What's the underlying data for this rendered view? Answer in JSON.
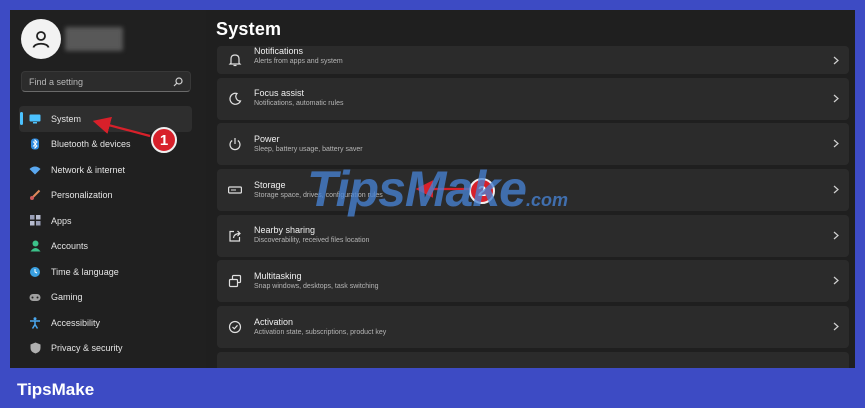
{
  "sidebar": {
    "search_placeholder": "Find a setting",
    "items": [
      {
        "label": "System",
        "icon": "monitor-icon",
        "color": "#4cc2ff",
        "active": true
      },
      {
        "label": "Bluetooth & devices",
        "icon": "bluetooth-icon",
        "color": "#2e8be0"
      },
      {
        "label": "Network & internet",
        "icon": "wifi-icon",
        "color": "#5aa8f0"
      },
      {
        "label": "Personalization",
        "icon": "brush-icon",
        "color": "#e08a5a"
      },
      {
        "label": "Apps",
        "icon": "apps-grid-icon",
        "color": "#9aa0b8"
      },
      {
        "label": "Accounts",
        "icon": "person-icon",
        "color": "#3cc28a"
      },
      {
        "label": "Time & language",
        "icon": "globe-clock-icon",
        "color": "#3aa0e0"
      },
      {
        "label": "Gaming",
        "icon": "gamepad-icon",
        "color": "#a0a0a0"
      },
      {
        "label": "Accessibility",
        "icon": "accessibility-icon",
        "color": "#4aa8f0"
      },
      {
        "label": "Privacy & security",
        "icon": "shield-icon",
        "color": "#b0b0b0"
      }
    ]
  },
  "main": {
    "title": "System",
    "cards": [
      {
        "title": "Notifications",
        "subtitle": "Alerts from apps and system",
        "icon": "bell-icon"
      },
      {
        "title": "Focus assist",
        "subtitle": "Notifications, automatic rules",
        "icon": "moon-icon"
      },
      {
        "title": "Power",
        "subtitle": "Sleep, battery usage, battery saver",
        "icon": "power-icon"
      },
      {
        "title": "Storage",
        "subtitle": "Storage space, drives, configuration rules",
        "icon": "storage-drive-icon"
      },
      {
        "title": "Nearby sharing",
        "subtitle": "Discoverability, received files location",
        "icon": "share-icon"
      },
      {
        "title": "Multitasking",
        "subtitle": "Snap windows, desktops, task switching",
        "icon": "multitask-windows-icon"
      },
      {
        "title": "Activation",
        "subtitle": "Activation state, subscriptions, product key",
        "icon": "check-circle-icon"
      }
    ]
  },
  "annotations": {
    "step1": "1",
    "step2": "2"
  },
  "watermark": {
    "main": "TipsMake",
    "suffix": ".com"
  },
  "brand": "TipsMake",
  "colors": {
    "accent": "#4cc2ff",
    "background": "#3d4bc4",
    "badge": "#d8202a"
  }
}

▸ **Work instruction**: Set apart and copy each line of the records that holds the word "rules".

▸ **Completed exercise**:
        "subtitle": "Notifications, automatic rules",
        "subtitle": "Storage space, drives, configuration rules",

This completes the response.